- Phonology Alone
- Reading Alone
- Reading with Phonology and
The Reading with Phonology outperformed the rest of the groups in reading and spelling. The authors conclude,
“In line with the phonological linkage hypothesis, we have shown that an effective way of improving reading skills involves a joint approach that integrates the training of phono- logical skills with the teaching of reading. Spending an equivalent amount of time concentrating on either component in isolation (reading or phonology) is less effective” (p. 52).
#3 Teachers of Reading Simplified and Related Integrated Approaches Report Faster Growth
I have to admit that I am biased towards believing that PA integrated with phonics from the get-go yields better results–and not just because of the scientific theory or experiments.
I've been teaching beginning and struggling readers of many ages to read for over 20 years and they learn how to decode very, very quickly. Sure, those with severe dyslexic difficulties may take a while to get to fluency, but even they figure out how to decode in hours, not year. And most students figure out how our code works and get to grade level or read real books in just 12 hours of instruction.
This radically-short time frame was first reported by the developers of Phono-Graphix in 1996 in the Annals of Dyslexia. In just 12 hours, 87 students who had reading difficulties made standard score gains of over 13 on word identification and over 19 in word attack. As Dr. David Kilpatrick points out in his Essentials book, these gains far surpass the gains of mainstream programs, such as Wilson or Leveled Literacy Intervention who see standard score gains of only 1 to 4.

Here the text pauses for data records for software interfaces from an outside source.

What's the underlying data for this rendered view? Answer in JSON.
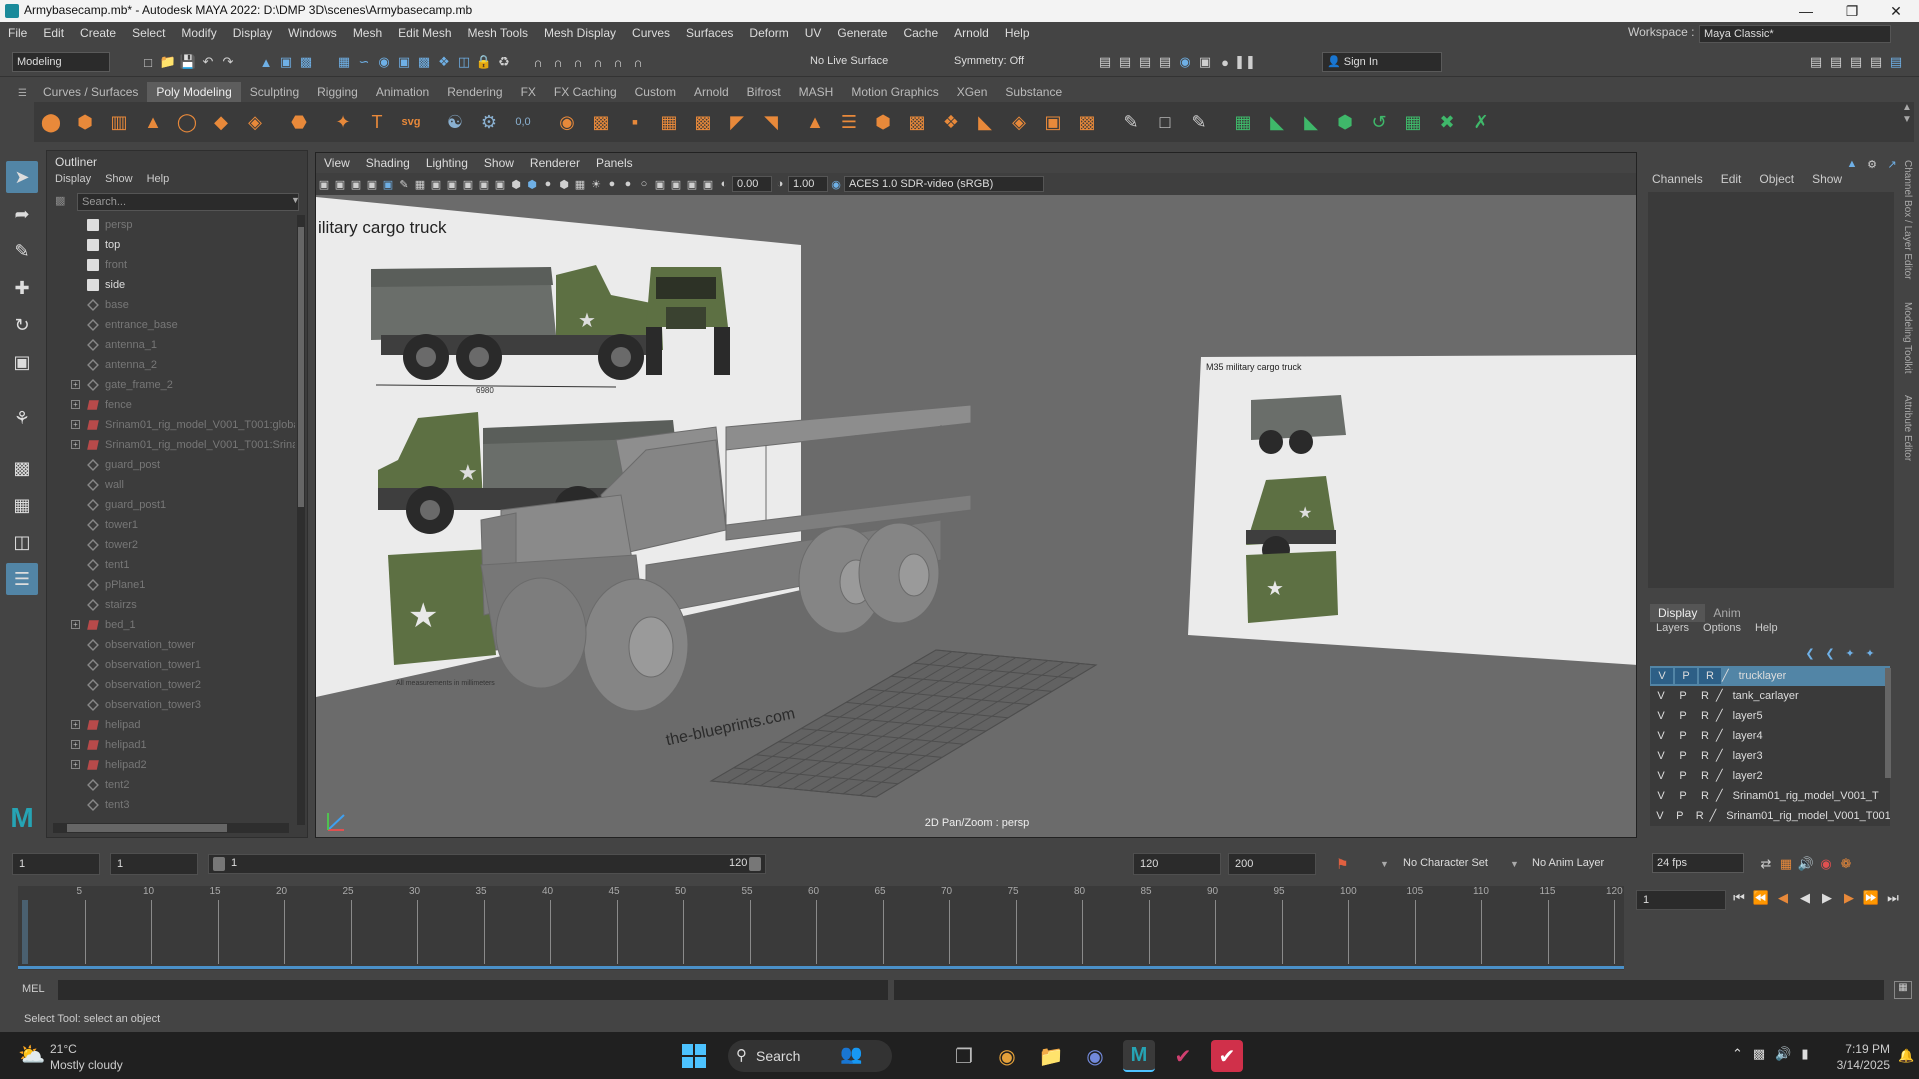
{
  "window": {
    "title": "Armybasecamp.mb* - Autodesk MAYA 2022: D:\\DMP 3D\\scenes\\Armybasecamp.mb"
  },
  "menus": [
    "File",
    "Edit",
    "Create",
    "Select",
    "Modify",
    "Display",
    "Windows",
    "Mesh",
    "Edit Mesh",
    "Mesh Tools",
    "Mesh Display",
    "Curves",
    "Surfaces",
    "Deform",
    "UV",
    "Generate",
    "Cache",
    "Arnold",
    "Help"
  ],
  "workspace": {
    "label": "Workspace :",
    "value": "Maya Classic*"
  },
  "statusline": {
    "mode": "Modeling",
    "live_surface": "No Live Surface",
    "symmetry": "Symmetry: Off",
    "sign_in": "Sign In"
  },
  "shelf_tabs": [
    "Curves / Surfaces",
    "Poly Modeling",
    "Sculpting",
    "Rigging",
    "Animation",
    "Rendering",
    "FX",
    "FX Caching",
    "Custom",
    "Arnold",
    "Bifrost",
    "MASH",
    "Motion Graphics",
    "XGen",
    "Substance"
  ],
  "shelf_active": "Poly Modeling",
  "outliner": {
    "title": "Outliner",
    "menu": [
      "Display",
      "Show",
      "Help"
    ],
    "search_placeholder": "Search...",
    "items": [
      {
        "name": "persp",
        "type": "cam",
        "dim": true,
        "expand": false
      },
      {
        "name": "top",
        "type": "cam",
        "dim": false,
        "expand": false
      },
      {
        "name": "front",
        "type": "cam",
        "dim": true,
        "expand": false
      },
      {
        "name": "side",
        "type": "cam",
        "dim": false,
        "expand": false
      },
      {
        "name": "base",
        "type": "mesh",
        "dim": true,
        "expand": false
      },
      {
        "name": "entrance_base",
        "type": "mesh",
        "dim": true,
        "expand": false
      },
      {
        "name": "antenna_1",
        "type": "mesh",
        "dim": true,
        "expand": false
      },
      {
        "name": "antenna_2",
        "type": "mesh",
        "dim": true,
        "expand": false
      },
      {
        "name": "gate_frame_2",
        "type": "mesh",
        "dim": true,
        "expand": true
      },
      {
        "name": "fence",
        "type": "grp",
        "dim": true,
        "expand": true
      },
      {
        "name": "Srinam01_rig_model_V001_T001:globa",
        "type": "grp",
        "dim": true,
        "expand": true
      },
      {
        "name": "Srinam01_rig_model_V001_T001:Srina",
        "type": "grp",
        "dim": true,
        "expand": true
      },
      {
        "name": "guard_post",
        "type": "mesh",
        "dim": true,
        "expand": false
      },
      {
        "name": "wall",
        "type": "mesh",
        "dim": true,
        "expand": false
      },
      {
        "name": "guard_post1",
        "type": "mesh",
        "dim": true,
        "expand": false
      },
      {
        "name": "tower1",
        "type": "mesh",
        "dim": true,
        "expand": false
      },
      {
        "name": "tower2",
        "type": "mesh",
        "dim": true,
        "expand": false
      },
      {
        "name": "tent1",
        "type": "mesh",
        "dim": true,
        "expand": false
      },
      {
        "name": "pPlane1",
        "type": "mesh",
        "dim": true,
        "expand": false
      },
      {
        "name": "stairzs",
        "type": "mesh",
        "dim": true,
        "expand": false
      },
      {
        "name": "bed_1",
        "type": "grp",
        "dim": true,
        "expand": true
      },
      {
        "name": "observation_tower",
        "type": "mesh",
        "dim": true,
        "expand": false
      },
      {
        "name": "observation_tower1",
        "type": "mesh",
        "dim": true,
        "expand": false
      },
      {
        "name": "observation_tower2",
        "type": "mesh",
        "dim": true,
        "expand": false
      },
      {
        "name": "observation_tower3",
        "type": "mesh",
        "dim": true,
        "expand": false
      },
      {
        "name": "helipad",
        "type": "grp",
        "dim": true,
        "expand": true
      },
      {
        "name": "helipad1",
        "type": "grp",
        "dim": true,
        "expand": true
      },
      {
        "name": "helipad2",
        "type": "grp",
        "dim": true,
        "expand": true
      },
      {
        "name": "tent2",
        "type": "mesh",
        "dim": true,
        "expand": false
      },
      {
        "name": "tent3",
        "type": "mesh",
        "dim": true,
        "expand": false
      }
    ]
  },
  "viewport": {
    "menu": [
      "View",
      "Shading",
      "Lighting",
      "Show",
      "Renderer",
      "Panels"
    ],
    "exposure": "0.00",
    "gamma": "1.00",
    "color_space": "ACES 1.0 SDR-video (sRGB)",
    "hud_label": "2D Pan/Zoom : persp",
    "blueprint_title": "ilitary cargo truck",
    "blueprint_title2": "M35 military cargo truck",
    "blueprint_dim": "6980",
    "blueprint_note": "All measurements in millimeters",
    "floor_text": "the-blueprints.com"
  },
  "channelbox": {
    "menu": [
      "Channels",
      "Edit",
      "Object",
      "Show"
    ],
    "side_tabs": [
      "Channel Box / Layer Editor",
      "Modeling Toolkit",
      "Attribute Editor"
    ]
  },
  "layers": {
    "tabs": [
      "Display",
      "Anim"
    ],
    "menu": [
      "Layers",
      "Options",
      "Help"
    ],
    "items": [
      {
        "name": "trucklayer",
        "selected": true
      },
      {
        "name": "tank_carlayer",
        "selected": false
      },
      {
        "name": "layer5",
        "selected": false
      },
      {
        "name": "layer4",
        "selected": false
      },
      {
        "name": "layer3",
        "selected": false
      },
      {
        "name": "layer2",
        "selected": false
      },
      {
        "name": "Srinam01_rig_model_V001_T",
        "selected": false
      },
      {
        "name": "Srinam01_rig_model_V001_T001:Sri",
        "selected": false
      }
    ]
  },
  "timeslider": {
    "start": "1",
    "current_start": "1",
    "range_start": "1",
    "range_end": "120",
    "end": "120",
    "anim_end": "200",
    "character_set": "No Character Set",
    "anim_layer": "No Anim Layer",
    "fps": "24 fps",
    "current_frame": "1",
    "ticks": [
      "5",
      "10",
      "15",
      "20",
      "25",
      "30",
      "35",
      "40",
      "45",
      "50",
      "55",
      "60",
      "65",
      "70",
      "75",
      "80",
      "85",
      "90",
      "95",
      "100",
      "105",
      "110",
      "115",
      "120"
    ],
    "frame_marker": "1"
  },
  "mel": {
    "label": "MEL"
  },
  "status_text": "Select Tool: select an object",
  "taskbar": {
    "temp": "21°C",
    "weather": "Mostly cloudy",
    "search": "Search",
    "time": "7:19 PM",
    "date": "3/14/2025"
  }
}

All this in 12 hours!
I led the development of the Targeted Reading Intervention (TRI) and packaged into these core elements of connecting phonemes and graphemes from the beginning with K-2 struggling readers in rural, low-income communities. That program has been studied numerous times in clinical trials with repeated success for reading.
I got to see teachers who had struggled mightily in helping struggling readers unlock the code for their students with the TRI. Much of this success I attribute to the clear connections we helped teachers make between graphemes and phonemes from the beginning of instruction.

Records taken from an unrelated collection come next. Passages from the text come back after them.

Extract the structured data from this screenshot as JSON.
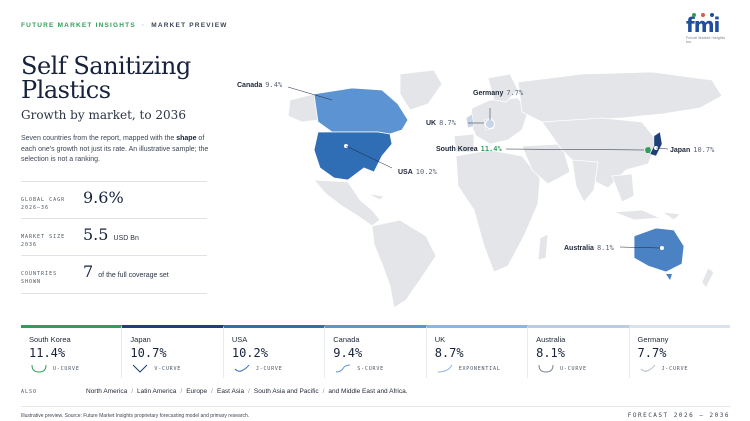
{
  "header": {
    "brand": "FUTURE MARKET INSIGHTS",
    "separator": "·",
    "section": "MARKET PREVIEW"
  },
  "logo": {
    "wordmark": "fmi",
    "tagline": "Future Market Insights Inc.",
    "dot_colors": [
      "#2f9e5a",
      "#e2574c",
      "#1e4e9c"
    ]
  },
  "title": "Self Sanitizing Plastics",
  "subtitle": "Growth by market, to 2036",
  "description": {
    "before": "Seven countries from the report, mapped with the ",
    "bold": "shape",
    "after": " of each one's growth not just its rate. An illustrative sample; the selection is not a ranking."
  },
  "stats": [
    {
      "key_line1": "GLOBAL CAGR",
      "key_line2": "2026–36",
      "value": "9.6%",
      "unit": ""
    },
    {
      "key_line1": "MARKET SIZE",
      "key_line2": "2036",
      "value": "5.5",
      "unit": "USD Bn"
    },
    {
      "key_line1": "COUNTRIES",
      "key_line2": "SHOWN",
      "value": "7",
      "unit": "of the full coverage set"
    }
  ],
  "map_labels": {
    "canada": {
      "name": "Canada",
      "value": "9.4%"
    },
    "germany": {
      "name": "Germany",
      "value": "7.7%"
    },
    "uk": {
      "name": "UK",
      "value": "8.7%"
    },
    "south_korea": {
      "name": "South Korea",
      "value": "11.4%"
    },
    "japan": {
      "name": "Japan",
      "value": "10.7%"
    },
    "usa": {
      "name": "USA",
      "value": "10.2%"
    },
    "australia": {
      "name": "Australia",
      "value": "8.1%"
    }
  },
  "colors": {
    "land": "#e3e5e8",
    "usa": "#2f6db5",
    "canada": "#5b93d3",
    "australia": "#4b82c3",
    "japan": "#1e3f7a",
    "highlight_green": "#2f9e5a"
  },
  "cards": [
    {
      "name": "South Korea",
      "pct": "11.4%",
      "curve": "U-CURVE",
      "curve_icon": "u-curve",
      "accent": "#2f9e5a"
    },
    {
      "name": "Japan",
      "pct": "10.7%",
      "curve": "V-CURVE",
      "curve_icon": "v-curve",
      "accent": "#1e3f7a"
    },
    {
      "name": "USA",
      "pct": "10.2%",
      "curve": "J-CURVE",
      "curve_icon": "j-curve",
      "accent": "#2f6db5"
    },
    {
      "name": "Canada",
      "pct": "9.4%",
      "curve": "S-CURVE",
      "curve_icon": "s-curve",
      "accent": "#5b93d3"
    },
    {
      "name": "UK",
      "pct": "8.7%",
      "curve": "EXPONENTIAL",
      "curve_icon": "exponential-curve",
      "accent": "#8fb4e0"
    },
    {
      "name": "Australia",
      "pct": "8.1%",
      "curve": "U-CURVE",
      "curve_icon": "u-curve",
      "accent": "#b9cde6"
    },
    {
      "name": "Germany",
      "pct": "7.7%",
      "curve": "J-CURVE",
      "curve_icon": "j-curve",
      "accent": "#d9e2ed"
    }
  ],
  "also": {
    "label": "ALSO",
    "regions": [
      "North America",
      "Latin America",
      "Europe",
      "East Asia",
      "South Asia and Pacific",
      "and Middle East and Africa."
    ],
    "separator": "/"
  },
  "footer": {
    "source": "Illustrative preview. Source: Future Market Insights proprietary forecasting model and primary research.",
    "forecast": "FORECAST 2026 – 2036"
  }
}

With my current project Reading Simplified, we literally hear every day how a teacher and a child or children's lives are being changed by our method that integrates multiple reading skills with each activity.
For instance, a literacy clinic owner just shared this with me:
“I have been trained and used the Orton-Gillingham approach for years, but always questioned that there had to be a more effective and streamlined way.
After finally doing some searching, I found Reading Simplified and immediately knew I had to try, so I took the training.
In the middle of last year, I talked with 3 families that I was tutoring 1:1 using the OG method about it, and they agreed to allow me to give it a try with their kids.
Their kids were making progress, but it was incredibly slow.
With Reading Simplified, each of those 3 kids made anywhere from 1-3 years growth in about 5-6 months' time.
I'll never look back to OG. Switching to Reading Simplified was one of the best decisions we've made.”
At a time when US NAEP reading scores come back the lowest in 20 years, we all need to be looking at more efficient options. Approaches that build connections among phonemic awareness and phonics knowledge from the beginning, like Reading Simplified, are much more likely to accelerate student growth that we so desperately need.
We're not the only ones, either.
Check out EBLI. Or Sounds-Write. Or Literacy Hill. Or Phonic Books.
Extra brownie points for hanging with this idea for so long. But I'd love for it to be a 2-way conversation…
2 thoughts on “Science Shorts #3-Integrate; Don’t Isolate Reading Subskills”
Every bit of evidence and experience supports
integrating multiple reading subskills. The supreme gift you have given, Marnie, is simplicity!
In four hours of formal teaching, my non-reader has moved from no phonemic awareness or knowledge of letter sounds to now building CVC’s . writing CVC’s and involved in Guided Reading with joy
Amazing!! We’re so glad to hear this Merran. Congrats to you and your joyful reader!